■ Task description:
In the listing below, locate the lines bearing the word "title". Copy every one of them.

* * *

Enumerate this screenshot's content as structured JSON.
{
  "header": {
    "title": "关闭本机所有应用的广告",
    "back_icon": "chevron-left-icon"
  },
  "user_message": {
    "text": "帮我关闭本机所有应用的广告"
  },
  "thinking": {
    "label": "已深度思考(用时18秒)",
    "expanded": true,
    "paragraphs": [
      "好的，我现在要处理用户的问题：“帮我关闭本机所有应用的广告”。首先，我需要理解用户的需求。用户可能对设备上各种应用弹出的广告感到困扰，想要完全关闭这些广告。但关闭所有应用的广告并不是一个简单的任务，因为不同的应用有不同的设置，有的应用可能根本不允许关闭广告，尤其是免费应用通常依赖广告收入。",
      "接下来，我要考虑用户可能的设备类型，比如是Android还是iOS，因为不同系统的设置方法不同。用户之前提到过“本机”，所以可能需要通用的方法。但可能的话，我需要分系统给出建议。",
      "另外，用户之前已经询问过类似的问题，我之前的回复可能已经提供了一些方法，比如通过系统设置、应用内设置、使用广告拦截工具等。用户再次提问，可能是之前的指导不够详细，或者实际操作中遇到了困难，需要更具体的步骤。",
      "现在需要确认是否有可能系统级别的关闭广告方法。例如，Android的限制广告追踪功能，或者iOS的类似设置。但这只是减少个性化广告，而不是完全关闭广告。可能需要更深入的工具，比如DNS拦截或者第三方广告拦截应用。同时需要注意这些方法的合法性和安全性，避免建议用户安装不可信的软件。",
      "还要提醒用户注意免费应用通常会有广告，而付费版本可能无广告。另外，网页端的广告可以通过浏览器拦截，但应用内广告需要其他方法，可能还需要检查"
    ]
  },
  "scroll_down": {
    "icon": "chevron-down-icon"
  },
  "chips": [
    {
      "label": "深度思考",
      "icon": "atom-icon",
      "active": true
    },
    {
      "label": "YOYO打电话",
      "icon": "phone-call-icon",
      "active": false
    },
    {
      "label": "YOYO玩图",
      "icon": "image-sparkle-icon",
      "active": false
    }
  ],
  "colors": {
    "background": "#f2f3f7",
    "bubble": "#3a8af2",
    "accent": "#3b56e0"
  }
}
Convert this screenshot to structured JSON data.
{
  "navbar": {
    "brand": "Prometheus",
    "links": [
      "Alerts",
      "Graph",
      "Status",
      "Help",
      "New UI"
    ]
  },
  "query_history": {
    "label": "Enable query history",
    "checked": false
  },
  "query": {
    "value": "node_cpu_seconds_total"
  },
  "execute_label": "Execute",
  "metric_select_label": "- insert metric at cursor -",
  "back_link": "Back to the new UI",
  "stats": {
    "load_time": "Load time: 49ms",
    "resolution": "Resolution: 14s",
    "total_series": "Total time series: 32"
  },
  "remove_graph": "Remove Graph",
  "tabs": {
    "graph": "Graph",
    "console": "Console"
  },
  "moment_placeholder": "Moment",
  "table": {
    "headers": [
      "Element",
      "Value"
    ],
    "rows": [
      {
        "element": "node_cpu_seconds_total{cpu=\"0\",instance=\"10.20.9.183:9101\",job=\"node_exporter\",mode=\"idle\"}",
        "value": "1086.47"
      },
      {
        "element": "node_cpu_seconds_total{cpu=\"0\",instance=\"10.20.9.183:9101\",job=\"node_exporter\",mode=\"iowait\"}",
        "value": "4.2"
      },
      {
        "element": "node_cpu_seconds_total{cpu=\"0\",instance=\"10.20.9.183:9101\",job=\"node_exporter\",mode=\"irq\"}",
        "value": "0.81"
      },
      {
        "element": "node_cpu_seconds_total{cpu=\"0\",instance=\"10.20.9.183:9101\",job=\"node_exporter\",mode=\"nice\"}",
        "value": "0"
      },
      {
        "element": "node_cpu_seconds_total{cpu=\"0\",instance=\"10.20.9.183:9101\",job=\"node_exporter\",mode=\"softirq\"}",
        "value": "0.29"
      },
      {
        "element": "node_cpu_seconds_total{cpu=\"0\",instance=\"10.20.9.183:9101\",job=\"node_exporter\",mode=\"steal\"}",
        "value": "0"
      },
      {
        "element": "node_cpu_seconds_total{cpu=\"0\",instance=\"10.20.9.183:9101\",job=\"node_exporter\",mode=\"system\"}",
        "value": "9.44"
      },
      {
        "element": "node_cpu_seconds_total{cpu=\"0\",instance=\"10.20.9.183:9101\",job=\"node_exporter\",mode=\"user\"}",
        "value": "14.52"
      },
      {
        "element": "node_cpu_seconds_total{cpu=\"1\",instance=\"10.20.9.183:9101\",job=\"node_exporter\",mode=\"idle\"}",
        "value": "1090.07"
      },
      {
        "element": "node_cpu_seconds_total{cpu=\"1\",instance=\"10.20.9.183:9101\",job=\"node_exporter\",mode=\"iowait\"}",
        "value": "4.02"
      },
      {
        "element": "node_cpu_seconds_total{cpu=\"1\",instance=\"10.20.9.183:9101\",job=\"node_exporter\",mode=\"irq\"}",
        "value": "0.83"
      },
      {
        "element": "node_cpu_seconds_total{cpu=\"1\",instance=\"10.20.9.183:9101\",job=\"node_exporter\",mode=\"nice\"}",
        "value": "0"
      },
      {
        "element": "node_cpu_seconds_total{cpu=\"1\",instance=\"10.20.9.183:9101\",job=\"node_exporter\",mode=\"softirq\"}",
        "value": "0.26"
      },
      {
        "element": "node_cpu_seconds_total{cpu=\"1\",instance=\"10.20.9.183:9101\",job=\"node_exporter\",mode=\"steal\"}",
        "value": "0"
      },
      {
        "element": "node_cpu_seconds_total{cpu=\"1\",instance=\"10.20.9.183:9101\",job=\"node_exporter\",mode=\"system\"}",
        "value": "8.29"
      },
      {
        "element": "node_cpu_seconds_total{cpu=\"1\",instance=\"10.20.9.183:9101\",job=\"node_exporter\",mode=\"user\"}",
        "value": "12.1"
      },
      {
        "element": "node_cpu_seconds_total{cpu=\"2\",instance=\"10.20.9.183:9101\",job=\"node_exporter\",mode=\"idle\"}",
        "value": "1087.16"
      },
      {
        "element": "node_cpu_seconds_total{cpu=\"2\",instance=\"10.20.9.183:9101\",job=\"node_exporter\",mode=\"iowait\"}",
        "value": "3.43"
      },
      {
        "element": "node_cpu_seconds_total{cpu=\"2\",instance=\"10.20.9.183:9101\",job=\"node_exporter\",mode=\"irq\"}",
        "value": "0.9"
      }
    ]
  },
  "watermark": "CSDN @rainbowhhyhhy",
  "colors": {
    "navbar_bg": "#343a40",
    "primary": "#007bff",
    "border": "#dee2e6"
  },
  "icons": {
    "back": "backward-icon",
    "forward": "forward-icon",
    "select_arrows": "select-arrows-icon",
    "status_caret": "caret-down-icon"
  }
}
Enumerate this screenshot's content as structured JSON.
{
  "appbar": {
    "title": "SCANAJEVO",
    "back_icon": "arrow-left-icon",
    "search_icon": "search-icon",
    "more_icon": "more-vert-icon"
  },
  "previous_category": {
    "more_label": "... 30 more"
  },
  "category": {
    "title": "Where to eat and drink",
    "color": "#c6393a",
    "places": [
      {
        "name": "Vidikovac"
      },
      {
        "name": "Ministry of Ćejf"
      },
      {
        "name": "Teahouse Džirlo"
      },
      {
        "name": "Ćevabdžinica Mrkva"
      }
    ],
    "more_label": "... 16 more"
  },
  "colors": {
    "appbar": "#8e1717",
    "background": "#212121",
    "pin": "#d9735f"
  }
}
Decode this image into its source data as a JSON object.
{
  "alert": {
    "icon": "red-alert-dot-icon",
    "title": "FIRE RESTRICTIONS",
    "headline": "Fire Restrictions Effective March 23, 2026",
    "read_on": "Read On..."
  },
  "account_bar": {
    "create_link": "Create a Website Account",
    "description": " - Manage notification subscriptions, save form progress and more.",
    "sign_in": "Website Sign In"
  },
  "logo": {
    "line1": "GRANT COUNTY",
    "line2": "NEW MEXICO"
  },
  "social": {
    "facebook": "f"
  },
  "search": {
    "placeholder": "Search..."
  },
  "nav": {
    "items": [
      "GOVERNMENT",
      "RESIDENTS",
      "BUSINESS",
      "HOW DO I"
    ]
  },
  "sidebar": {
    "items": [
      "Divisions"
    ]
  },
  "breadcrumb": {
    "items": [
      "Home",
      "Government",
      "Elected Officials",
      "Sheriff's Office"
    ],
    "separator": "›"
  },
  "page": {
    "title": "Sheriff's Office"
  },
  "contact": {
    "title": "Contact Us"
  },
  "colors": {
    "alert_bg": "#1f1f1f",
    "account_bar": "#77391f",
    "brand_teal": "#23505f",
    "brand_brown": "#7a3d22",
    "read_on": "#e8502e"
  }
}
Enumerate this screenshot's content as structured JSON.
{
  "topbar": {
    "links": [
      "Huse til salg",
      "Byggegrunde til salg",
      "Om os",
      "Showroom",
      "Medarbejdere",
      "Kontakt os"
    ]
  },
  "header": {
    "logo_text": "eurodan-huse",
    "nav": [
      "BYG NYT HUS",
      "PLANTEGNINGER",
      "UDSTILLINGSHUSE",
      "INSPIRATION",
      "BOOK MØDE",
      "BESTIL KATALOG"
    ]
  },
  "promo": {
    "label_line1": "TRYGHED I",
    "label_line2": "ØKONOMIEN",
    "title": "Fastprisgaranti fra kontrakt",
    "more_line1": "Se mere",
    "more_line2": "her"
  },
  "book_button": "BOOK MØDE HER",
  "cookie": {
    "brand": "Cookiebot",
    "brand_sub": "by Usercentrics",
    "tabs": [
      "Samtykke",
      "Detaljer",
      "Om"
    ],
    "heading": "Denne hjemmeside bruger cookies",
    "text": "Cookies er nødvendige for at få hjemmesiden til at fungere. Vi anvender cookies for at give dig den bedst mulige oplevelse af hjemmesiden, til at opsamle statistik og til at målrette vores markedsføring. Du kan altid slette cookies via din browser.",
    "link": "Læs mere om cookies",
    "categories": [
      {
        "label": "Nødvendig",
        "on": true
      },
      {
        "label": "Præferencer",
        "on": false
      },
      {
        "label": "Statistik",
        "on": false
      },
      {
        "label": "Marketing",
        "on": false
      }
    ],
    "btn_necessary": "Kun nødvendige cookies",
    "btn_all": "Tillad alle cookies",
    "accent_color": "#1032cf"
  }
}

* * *

■ Exercise answer:
    "title": "关闭本机所有应用的广告",
    "title": "SCANAJEVO",
    "title": "Where to eat and drink",
    "title": "FIRE RESTRICTIONS",
    "title": "Sheriff's Office"
    "title": "Contact Us"
    "title": "Fastprisgaranti fra kontrakt",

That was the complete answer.